- [Work order]: Print the listing below again, exactly. Skip the pictures.

- [Listed records]:
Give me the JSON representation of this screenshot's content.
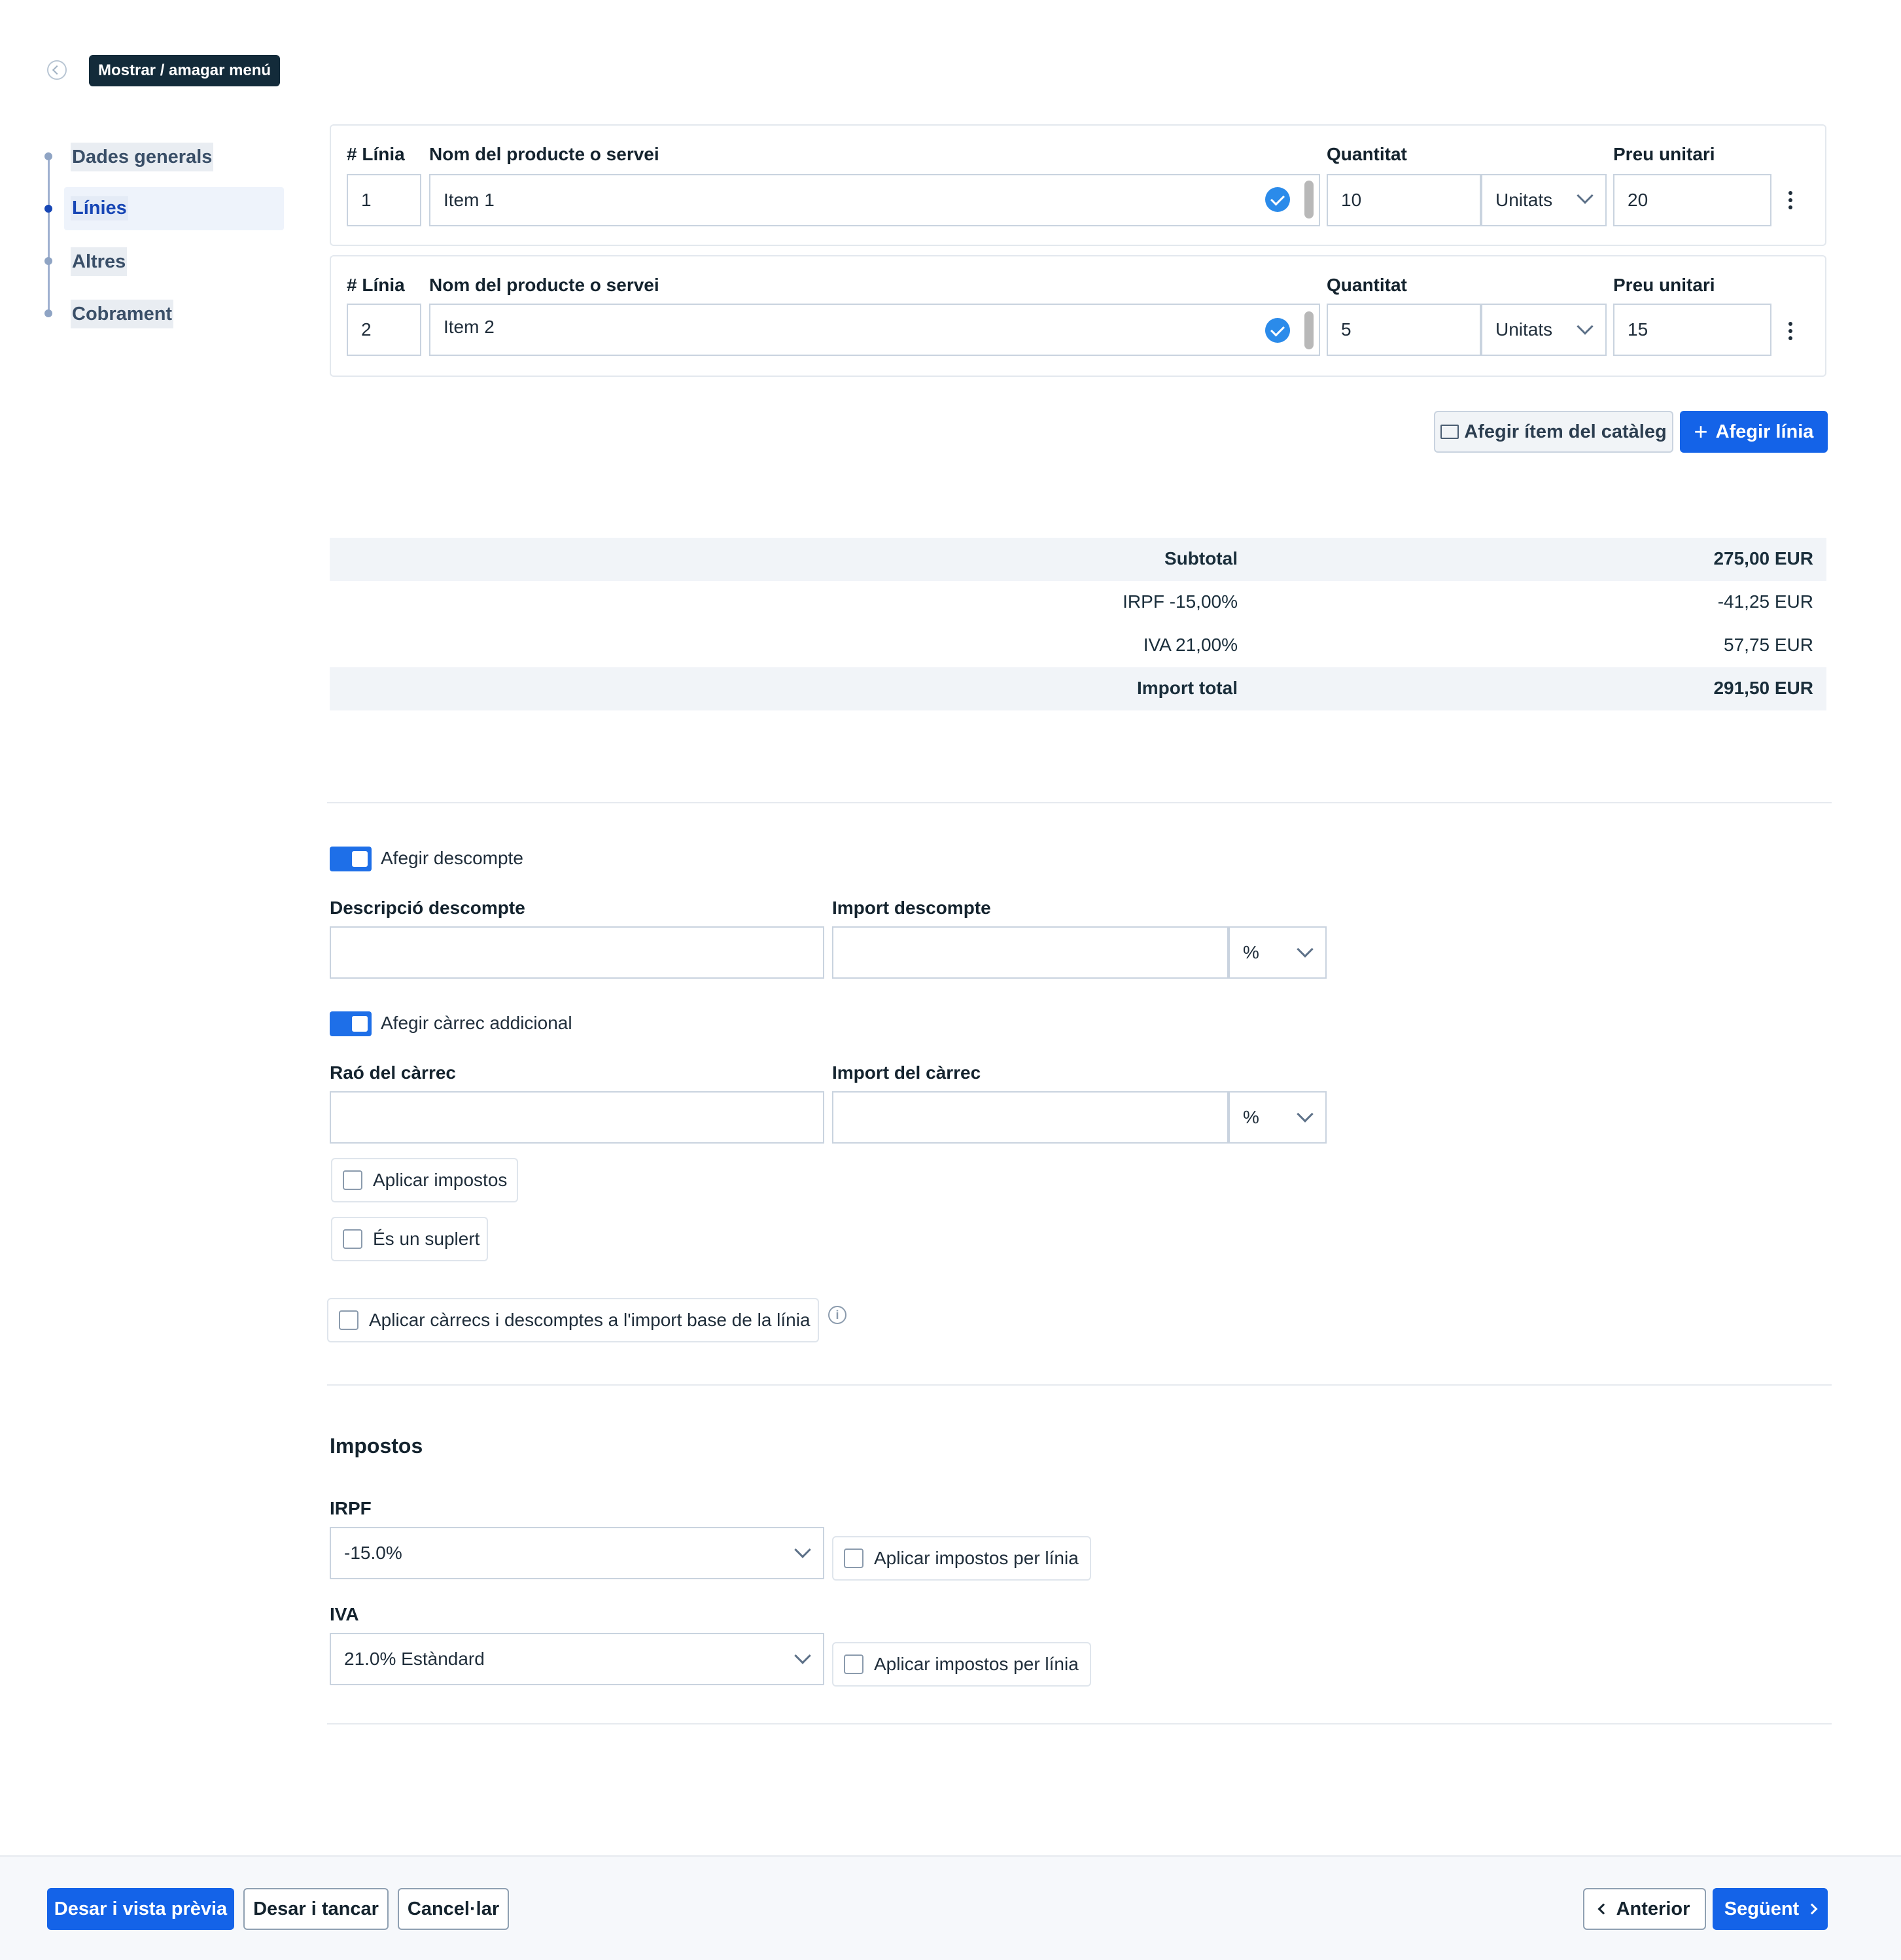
{
  "menu": {
    "toggle_label": "Mostrar / amagar menú"
  },
  "steps": [
    {
      "label": "Dades generals"
    },
    {
      "label": "Línies"
    },
    {
      "label": "Altres"
    },
    {
      "label": "Cobrament"
    }
  ],
  "lines_header": {
    "line_no": "# Línia",
    "product": "Nom del producte o servei",
    "quantity": "Quantitat",
    "unit_price": "Preu unitari"
  },
  "lines": [
    {
      "line_no": "1",
      "product": "Item 1",
      "quantity": "10",
      "unit": "Unitats",
      "unit_price": "20"
    },
    {
      "line_no": "2",
      "product": "Item 2",
      "quantity": "5",
      "unit": "Unitats",
      "unit_price": "15"
    }
  ],
  "actions": {
    "add_catalog": "Afegir ítem del catàleg",
    "add_line": "Afegir línia"
  },
  "summary": [
    {
      "label": "Subtotal",
      "value": "275,00 EUR"
    },
    {
      "label": "IRPF -15,00%",
      "value": "-41,25 EUR"
    },
    {
      "label": "IVA 21,00%",
      "value": "57,75 EUR"
    },
    {
      "label": "Import total",
      "value": "291,50 EUR"
    }
  ],
  "discount": {
    "toggle_label": "Afegir descompte",
    "desc_label": "Descripció descompte",
    "amount_label": "Import descompte",
    "desc_value": "",
    "amount_value": "",
    "type": "%"
  },
  "charge": {
    "toggle_label": "Afegir càrrec addicional",
    "reason_label": "Raó del càrrec",
    "amount_label": "Import del càrrec",
    "reason_value": "",
    "amount_value": "",
    "type": "%",
    "apply_taxes": "Aplicar impostos",
    "is_supplement": "És un suplert"
  },
  "apply_base": "Aplicar càrrecs i descomptes a l'import base de la línia",
  "taxes": {
    "title": "Impostos",
    "irpf_label": "IRPF",
    "irpf_value": "-15.0%",
    "iva_label": "IVA",
    "iva_value": "21.0% Estàndard",
    "per_line": "Aplicar impostos per línia"
  },
  "footer": {
    "save_preview": "Desar i vista prèvia",
    "save_close": "Desar i tancar",
    "cancel": "Cancel·lar",
    "previous": "Anterior",
    "next": "Següent"
  },
  "colors": {
    "accent": "#1463e8",
    "nav_active_bg": "#eef3fb",
    "tooltip_bg": "#132b3a"
  }
}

- [Answer]:
Give me the JSON representation of this screenshot's content.
{
  "menu": {
    "toggle_label": "Mostrar / amagar menú"
  },
  "steps": [
    {
      "label": "Dades generals"
    },
    {
      "label": "Línies"
    },
    {
      "label": "Altres"
    },
    {
      "label": "Cobrament"
    }
  ],
  "lines_header": {
    "line_no": "# Línia",
    "product": "Nom del producte o servei",
    "quantity": "Quantitat",
    "unit_price": "Preu unitari"
  },
  "lines": [
    {
      "line_no": "1",
      "product": "Item 1",
      "quantity": "10",
      "unit": "Unitats",
      "unit_price": "20"
    },
    {
      "line_no": "2",
      "product": "Item 2",
      "quantity": "5",
      "unit": "Unitats",
      "unit_price": "15"
    }
  ],
  "actions": {
    "add_catalog": "Afegir ítem del catàleg",
    "add_line": "Afegir línia"
  },
  "summary": [
    {
      "label": "Subtotal",
      "value": "275,00 EUR"
    },
    {
      "label": "IRPF -15,00%",
      "value": "-41,25 EUR"
    },
    {
      "label": "IVA 21,00%",
      "value": "57,75 EUR"
    },
    {
      "label": "Import total",
      "value": "291,50 EUR"
    }
  ],
  "discount": {
    "toggle_label": "Afegir descompte",
    "desc_label": "Descripció descompte",
    "amount_label": "Import descompte",
    "desc_value": "",
    "amount_value": "",
    "type": "%"
  },
  "charge": {
    "toggle_label": "Afegir càrrec addicional",
    "reason_label": "Raó del càrrec",
    "amount_label": "Import del càrrec",
    "reason_value": "",
    "amount_value": "",
    "type": "%",
    "apply_taxes": "Aplicar impostos",
    "is_supplement": "És un suplert"
  },
  "apply_base": "Aplicar càrrecs i descomptes a l'import base de la línia",
  "taxes": {
    "title": "Impostos",
    "irpf_label": "IRPF",
    "irpf_value": "-15.0%",
    "iva_label": "IVA",
    "iva_value": "21.0% Estàndard",
    "per_line": "Aplicar impostos per línia"
  },
  "footer": {
    "save_preview": "Desar i vista prèvia",
    "save_close": "Desar i tancar",
    "cancel": "Cancel·lar",
    "previous": "Anterior",
    "next": "Següent"
  },
  "colors": {
    "accent": "#1463e8",
    "nav_active_bg": "#eef3fb",
    "tooltip_bg": "#132b3a"
  }
}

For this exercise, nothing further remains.